▸ WHAT TO DO
Once you have read the listing, output it exactly and completely.

▸ AVAILABLE DATA
####################
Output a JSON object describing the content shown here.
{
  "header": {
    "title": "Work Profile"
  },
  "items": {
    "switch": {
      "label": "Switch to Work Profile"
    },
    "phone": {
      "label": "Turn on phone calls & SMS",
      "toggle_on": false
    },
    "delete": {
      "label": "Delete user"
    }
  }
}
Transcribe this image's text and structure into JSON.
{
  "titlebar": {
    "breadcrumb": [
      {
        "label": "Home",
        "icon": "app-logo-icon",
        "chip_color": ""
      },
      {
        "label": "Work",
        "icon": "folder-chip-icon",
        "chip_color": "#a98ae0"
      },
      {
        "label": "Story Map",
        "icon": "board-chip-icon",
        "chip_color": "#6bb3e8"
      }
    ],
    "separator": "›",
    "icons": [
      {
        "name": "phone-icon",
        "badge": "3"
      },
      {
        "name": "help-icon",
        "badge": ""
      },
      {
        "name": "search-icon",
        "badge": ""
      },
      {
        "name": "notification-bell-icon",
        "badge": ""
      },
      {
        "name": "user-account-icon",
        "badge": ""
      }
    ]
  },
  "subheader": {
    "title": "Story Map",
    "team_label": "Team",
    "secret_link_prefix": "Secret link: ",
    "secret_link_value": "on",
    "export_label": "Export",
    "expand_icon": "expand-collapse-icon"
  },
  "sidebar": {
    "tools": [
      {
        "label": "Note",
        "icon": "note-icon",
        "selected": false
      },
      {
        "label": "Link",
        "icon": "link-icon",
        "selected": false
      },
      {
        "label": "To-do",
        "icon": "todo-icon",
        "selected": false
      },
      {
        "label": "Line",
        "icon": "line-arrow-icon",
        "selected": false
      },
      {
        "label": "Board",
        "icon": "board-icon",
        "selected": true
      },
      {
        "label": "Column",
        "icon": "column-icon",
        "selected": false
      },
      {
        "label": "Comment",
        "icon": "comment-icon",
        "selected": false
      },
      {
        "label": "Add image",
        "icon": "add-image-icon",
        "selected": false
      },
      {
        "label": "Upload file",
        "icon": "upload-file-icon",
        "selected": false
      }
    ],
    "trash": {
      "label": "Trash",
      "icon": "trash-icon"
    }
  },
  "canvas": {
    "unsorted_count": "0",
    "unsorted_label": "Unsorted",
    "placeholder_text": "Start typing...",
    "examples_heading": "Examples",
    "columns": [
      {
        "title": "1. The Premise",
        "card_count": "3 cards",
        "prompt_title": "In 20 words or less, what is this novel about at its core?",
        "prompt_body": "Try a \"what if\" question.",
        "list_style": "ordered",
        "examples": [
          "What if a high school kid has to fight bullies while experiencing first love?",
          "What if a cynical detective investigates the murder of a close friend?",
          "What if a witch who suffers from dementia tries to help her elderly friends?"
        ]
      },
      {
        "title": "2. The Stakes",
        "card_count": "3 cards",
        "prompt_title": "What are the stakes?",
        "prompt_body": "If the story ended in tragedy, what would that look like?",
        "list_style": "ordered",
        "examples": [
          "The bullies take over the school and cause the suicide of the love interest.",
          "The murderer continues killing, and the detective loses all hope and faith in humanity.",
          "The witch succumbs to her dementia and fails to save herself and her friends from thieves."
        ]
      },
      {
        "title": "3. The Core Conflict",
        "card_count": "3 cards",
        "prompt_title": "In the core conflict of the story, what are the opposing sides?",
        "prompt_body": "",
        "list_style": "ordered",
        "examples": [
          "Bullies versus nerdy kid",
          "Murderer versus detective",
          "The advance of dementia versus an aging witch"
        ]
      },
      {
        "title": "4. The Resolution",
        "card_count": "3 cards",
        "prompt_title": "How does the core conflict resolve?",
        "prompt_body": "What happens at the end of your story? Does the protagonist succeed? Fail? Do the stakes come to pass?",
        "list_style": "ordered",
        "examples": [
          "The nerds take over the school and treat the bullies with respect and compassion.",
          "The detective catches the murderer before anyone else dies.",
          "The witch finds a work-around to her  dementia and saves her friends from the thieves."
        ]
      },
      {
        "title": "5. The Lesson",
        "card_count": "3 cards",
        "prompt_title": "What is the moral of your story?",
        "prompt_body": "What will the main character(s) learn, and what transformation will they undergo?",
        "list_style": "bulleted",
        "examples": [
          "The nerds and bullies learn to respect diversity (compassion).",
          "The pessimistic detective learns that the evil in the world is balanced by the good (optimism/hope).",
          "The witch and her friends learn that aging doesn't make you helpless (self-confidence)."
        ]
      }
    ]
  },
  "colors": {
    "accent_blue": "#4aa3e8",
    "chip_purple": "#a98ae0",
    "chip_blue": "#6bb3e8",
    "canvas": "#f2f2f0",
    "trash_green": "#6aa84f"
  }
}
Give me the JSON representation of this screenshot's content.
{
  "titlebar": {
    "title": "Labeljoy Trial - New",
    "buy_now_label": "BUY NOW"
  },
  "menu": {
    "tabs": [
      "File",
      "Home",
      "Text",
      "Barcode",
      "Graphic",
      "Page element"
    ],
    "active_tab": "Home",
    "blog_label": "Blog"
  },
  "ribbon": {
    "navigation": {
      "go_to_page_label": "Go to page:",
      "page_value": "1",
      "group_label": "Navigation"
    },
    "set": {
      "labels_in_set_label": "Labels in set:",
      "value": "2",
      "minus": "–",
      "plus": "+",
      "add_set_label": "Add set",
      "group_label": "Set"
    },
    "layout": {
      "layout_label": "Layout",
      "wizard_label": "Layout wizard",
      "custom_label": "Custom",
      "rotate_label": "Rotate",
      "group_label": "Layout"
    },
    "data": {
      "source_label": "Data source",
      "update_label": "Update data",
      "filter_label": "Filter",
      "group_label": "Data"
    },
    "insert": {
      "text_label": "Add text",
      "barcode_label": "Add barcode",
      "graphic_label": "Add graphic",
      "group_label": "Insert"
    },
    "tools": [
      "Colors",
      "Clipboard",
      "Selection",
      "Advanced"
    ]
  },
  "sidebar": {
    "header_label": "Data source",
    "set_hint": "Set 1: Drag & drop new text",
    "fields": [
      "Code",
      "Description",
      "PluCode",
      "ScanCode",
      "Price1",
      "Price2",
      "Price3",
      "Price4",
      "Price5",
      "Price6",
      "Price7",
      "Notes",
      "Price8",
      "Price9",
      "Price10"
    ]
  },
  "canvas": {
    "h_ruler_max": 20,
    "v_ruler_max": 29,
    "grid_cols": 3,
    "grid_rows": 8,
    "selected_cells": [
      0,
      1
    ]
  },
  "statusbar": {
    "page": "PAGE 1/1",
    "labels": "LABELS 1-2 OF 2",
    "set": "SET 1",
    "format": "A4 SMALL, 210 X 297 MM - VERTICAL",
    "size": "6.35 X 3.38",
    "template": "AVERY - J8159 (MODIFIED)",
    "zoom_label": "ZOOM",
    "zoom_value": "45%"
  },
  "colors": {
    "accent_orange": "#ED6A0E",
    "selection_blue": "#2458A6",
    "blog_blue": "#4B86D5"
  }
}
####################
▸ REPLY
Output a JSON object describing the content shown here.
{
  "header": {
    "title": "Work Profile"
  },
  "items": {
    "switch": {
      "label": "Switch to Work Profile"
    },
    "phone": {
      "label": "Turn on phone calls & SMS",
      "toggle_on": false
    },
    "delete": {
      "label": "Delete user"
    }
  }
}
Transcribe this image's text and structure into JSON.
{
  "titlebar": {
    "breadcrumb": [
      {
        "label": "Home",
        "icon": "app-logo-icon",
        "chip_color": ""
      },
      {
        "label": "Work",
        "icon": "folder-chip-icon",
        "chip_color": "#a98ae0"
      },
      {
        "label": "Story Map",
        "icon": "board-chip-icon",
        "chip_color": "#6bb3e8"
      }
    ],
    "separator": "›",
    "icons": [
      {
        "name": "phone-icon",
        "badge": "3"
      },
      {
        "name": "help-icon",
        "badge": ""
      },
      {
        "name": "search-icon",
        "badge": ""
      },
      {
        "name": "notification-bell-icon",
        "badge": ""
      },
      {
        "name": "user-account-icon",
        "badge": ""
      }
    ]
  },
  "subheader": {
    "title": "Story Map",
    "team_label": "Team",
    "secret_link_prefix": "Secret link: ",
    "secret_link_value": "on",
    "export_label": "Export",
    "expand_icon": "expand-collapse-icon"
  },
  "sidebar": {
    "tools": [
      {
        "label": "Note",
        "icon": "note-icon",
        "selected": false
      },
      {
        "label": "Link",
        "icon": "link-icon",
        "selected": false
      },
      {
        "label": "To-do",
        "icon": "todo-icon",
        "selected": false
      },
      {
        "label": "Line",
        "icon": "line-arrow-icon",
        "selected": false
      },
      {
        "label": "Board",
        "icon": "board-icon",
        "selected": true
      },
      {
        "label": "Column",
        "icon": "column-icon",
        "selected": false
      },
      {
        "label": "Comment",
        "icon": "comment-icon",
        "selected": false
      },
      {
        "label": "Add image",
        "icon": "add-image-icon",
        "selected": false
      },
      {
        "label": "Upload file",
        "icon": "upload-file-icon",
        "selected": false
      }
    ],
    "trash": {
      "label": "Trash",
      "icon": "trash-icon"
    }
  },
  "canvas": {
    "unsorted_count": "0",
    "unsorted_label": "Unsorted",
    "placeholder_text": "Start typing...",
    "examples_heading": "Examples",
    "columns": [
      {
        "title": "1. The Premise",
        "card_count": "3 cards",
        "prompt_title": "In 20 words or less, what is this novel about at its core?",
        "prompt_body": "Try a \"what if\" question.",
        "list_style": "ordered",
        "examples": [
          "What if a high school kid has to fight bullies while experiencing first love?",
          "What if a cynical detective investigates the murder of a close friend?",
          "What if a witch who suffers from dementia tries to help her elderly friends?"
        ]
      },
      {
        "title": "2. The Stakes",
        "card_count": "3 cards",
        "prompt_title": "What are the stakes?",
        "prompt_body": "If the story ended in tragedy, what would that look like?",
        "list_style": "ordered",
        "examples": [
          "The bullies take over the school and cause the suicide of the love interest.",
          "The murderer continues killing, and the detective loses all hope and faith in humanity.",
          "The witch succumbs to her dementia and fails to save herself and her friends from thieves."
        ]
      },
      {
        "title": "3. The Core Conflict",
        "card_count": "3 cards",
        "prompt_title": "In the core conflict of the story, what are the opposing sides?",
        "prompt_body": "",
        "list_style": "ordered",
        "examples": [
          "Bullies versus nerdy kid",
          "Murderer versus detective",
          "The advance of dementia versus an aging witch"
        ]
      },
      {
        "title": "4. The Resolution",
        "card_count": "3 cards",
        "prompt_title": "How does the core conflict resolve?",
        "prompt_body": "What happens at the end of your story? Does the protagonist succeed? Fail? Do the stakes come to pass?",
        "list_style": "ordered",
        "examples": [
          "The nerds take over the school and treat the bullies with respect and compassion.",
          "The detective catches the murderer before anyone else dies.",
          "The witch finds a work-around to her  dementia and saves her friends from the thieves."
        ]
      },
      {
        "title": "5. The Lesson",
        "card_count": "3 cards",
        "prompt_title": "What is the moral of your story?",
        "prompt_body": "What will the main character(s) learn, and what transformation will they undergo?",
        "list_style": "bulleted",
        "examples": [
          "The nerds and bullies learn to respect diversity (compassion).",
          "The pessimistic detective learns that the evil in the world is balanced by the good (optimism/hope).",
          "The witch and her friends learn that aging doesn't make you helpless (self-confidence)."
        ]
      }
    ]
  },
  "colors": {
    "accent_blue": "#4aa3e8",
    "chip_purple": "#a98ae0",
    "chip_blue": "#6bb3e8",
    "canvas": "#f2f2f0",
    "trash_green": "#6aa84f"
  }
}
Give me the JSON representation of this screenshot's content.
{
  "titlebar": {
    "title": "Labeljoy Trial - New",
    "buy_now_label": "BUY NOW"
  },
  "menu": {
    "tabs": [
      "File",
      "Home",
      "Text",
      "Barcode",
      "Graphic",
      "Page element"
    ],
    "active_tab": "Home",
    "blog_label": "Blog"
  },
  "ribbon": {
    "navigation": {
      "go_to_page_label": "Go to page:",
      "page_value": "1",
      "group_label": "Navigation"
    },
    "set": {
      "labels_in_set_label": "Labels in set:",
      "value": "2",
      "minus": "–",
      "plus": "+",
      "add_set_label": "Add set",
      "group_label": "Set"
    },
    "layout": {
      "layout_label": "Layout",
      "wizard_label": "Layout wizard",
      "custom_label": "Custom",
      "rotate_label": "Rotate",
      "group_label": "Layout"
    },
    "data": {
      "source_label": "Data source",
      "update_label": "Update data",
      "filter_label": "Filter",
      "group_label": "Data"
    },
    "insert": {
      "text_label": "Add text",
      "barcode_label": "Add barcode",
      "graphic_label": "Add graphic",
      "group_label": "Insert"
    },
    "tools": [
      "Colors",
      "Clipboard",
      "Selection",
      "Advanced"
    ]
  },
  "sidebar": {
    "header_label": "Data source",
    "set_hint": "Set 1: Drag & drop new text",
    "fields": [
      "Code",
      "Description",
      "PluCode",
      "ScanCode",
      "Price1",
      "Price2",
      "Price3",
      "Price4",
      "Price5",
      "Price6",
      "Price7",
      "Notes",
      "Price8",
      "Price9",
      "Price10"
    ]
  },
  "canvas": {
    "h_ruler_max": 20,
    "v_ruler_max": 29,
    "grid_cols": 3,
    "grid_rows": 8,
    "selected_cells": [
      0,
      1
    ]
  },
  "statusbar": {
    "page": "PAGE 1/1",
    "labels": "LABELS 1-2 OF 2",
    "set": "SET 1",
    "format": "A4 SMALL, 210 X 297 MM - VERTICAL",
    "size": "6.35 X 3.38",
    "template": "AVERY - J8159 (MODIFIED)",
    "zoom_label": "ZOOM",
    "zoom_value": "45%"
  },
  "colors": {
    "accent_orange": "#ED6A0E",
    "selection_blue": "#2458A6",
    "blog_blue": "#4B86D5"
  }
}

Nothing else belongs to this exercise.